== TASK GOAL ==
Write out the records once more, exactly, and keep any image out.

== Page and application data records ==

:::::

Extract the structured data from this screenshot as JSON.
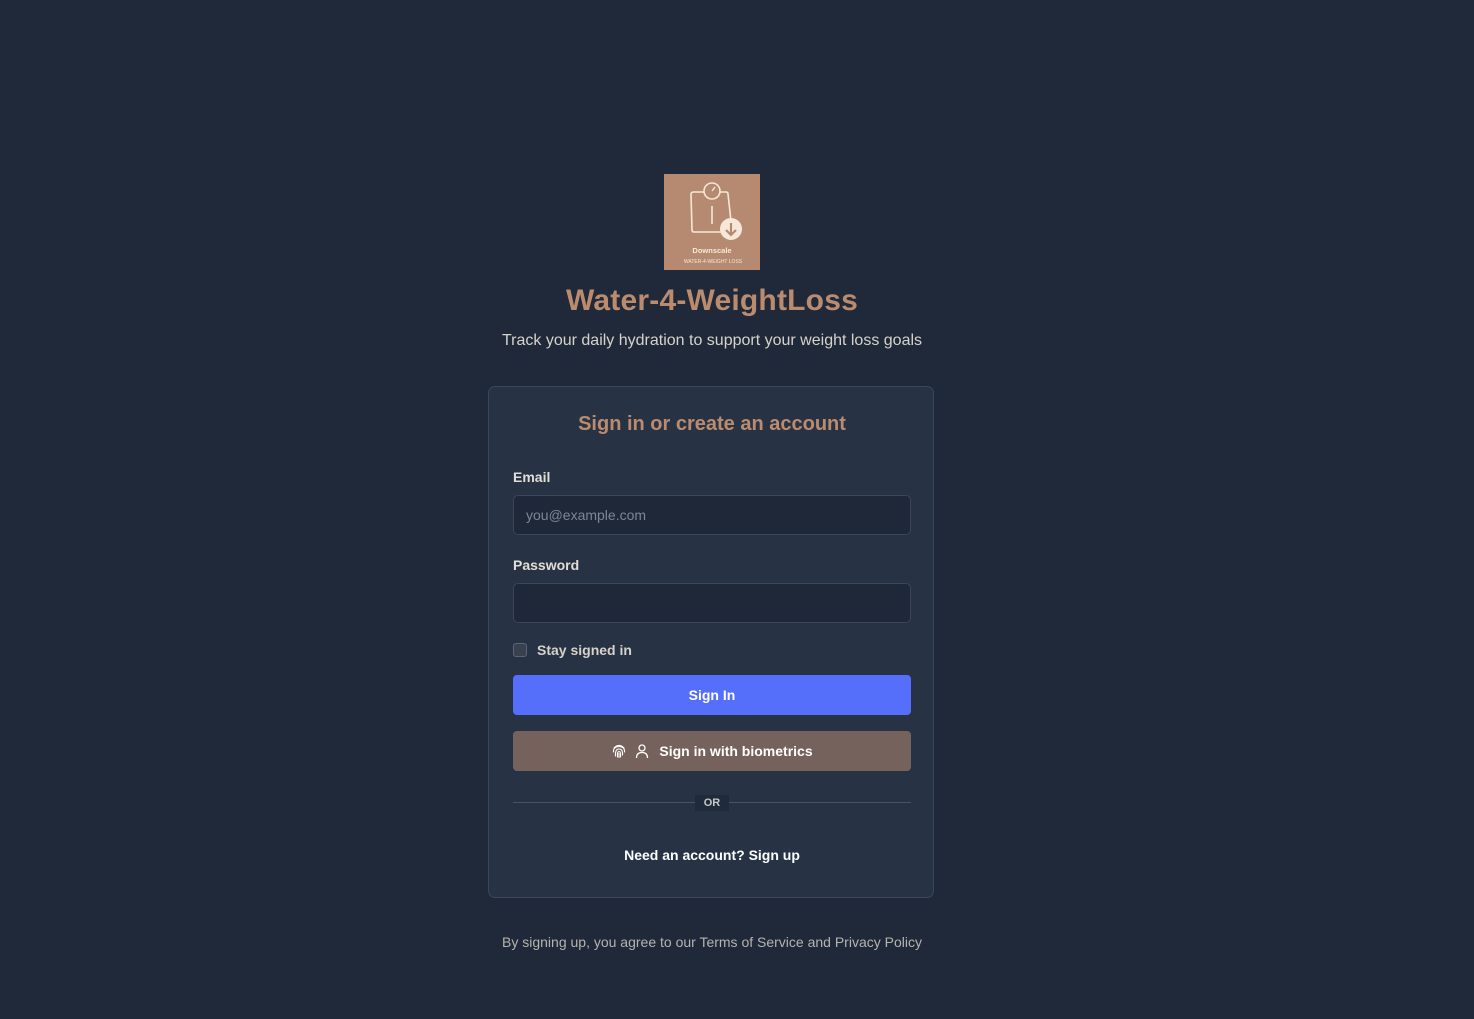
{
  "brand": {
    "logo_text": "Downscale",
    "logo_subtext": "WATER-4-WEIGHT LOSS",
    "logo_icon": "scale-down-arrow-icon",
    "title": "Water-4-WeightLoss",
    "subtitle": "Track your daily hydration to support your weight loss goals"
  },
  "card": {
    "title": "Sign in or create an account",
    "email_label": "Email",
    "email_placeholder": "you@example.com",
    "email_value": "",
    "password_label": "Password",
    "password_value": "",
    "stay_signed_in_label": "Stay signed in",
    "stay_signed_in_checked": false,
    "sign_in_label": "Sign In",
    "biometric_label": "Sign in with biometrics",
    "biometric_icons": [
      "fingerprint-icon",
      "user-icon"
    ],
    "divider_text": "OR",
    "signup_text": "Need an account? Sign up"
  },
  "footer": {
    "agreement_text": "By signing up, you agree to our Terms of Service and Privacy Policy"
  },
  "colors": {
    "background": "#1f293a",
    "card_background": "#273345",
    "accent": "#bb8b6e",
    "primary_button": "#556ffa",
    "biometric_button": "#76625c",
    "logo_background": "#b68a71"
  }
}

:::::

== SOLUTION FOR THIS TASK ==
Extract the structured data from this screenshot as JSON.
{
  "brand": {
    "logo_text": "Downscale",
    "logo_subtext": "WATER-4-WEIGHT LOSS",
    "logo_icon": "scale-down-arrow-icon",
    "title": "Water-4-WeightLoss",
    "subtitle": "Track your daily hydration to support your weight loss goals"
  },
  "card": {
    "title": "Sign in or create an account",
    "email_label": "Email",
    "email_placeholder": "you@example.com",
    "email_value": "",
    "password_label": "Password",
    "password_value": "",
    "stay_signed_in_label": "Stay signed in",
    "stay_signed_in_checked": false,
    "sign_in_label": "Sign In",
    "biometric_label": "Sign in with biometrics",
    "biometric_icons": [
      "fingerprint-icon",
      "user-icon"
    ],
    "divider_text": "OR",
    "signup_text": "Need an account? Sign up"
  },
  "footer": {
    "agreement_text": "By signing up, you agree to our Terms of Service and Privacy Policy"
  },
  "colors": {
    "background": "#1f293a",
    "card_background": "#273345",
    "accent": "#bb8b6e",
    "primary_button": "#556ffa",
    "biometric_button": "#76625c",
    "logo_background": "#b68a71"
  }
}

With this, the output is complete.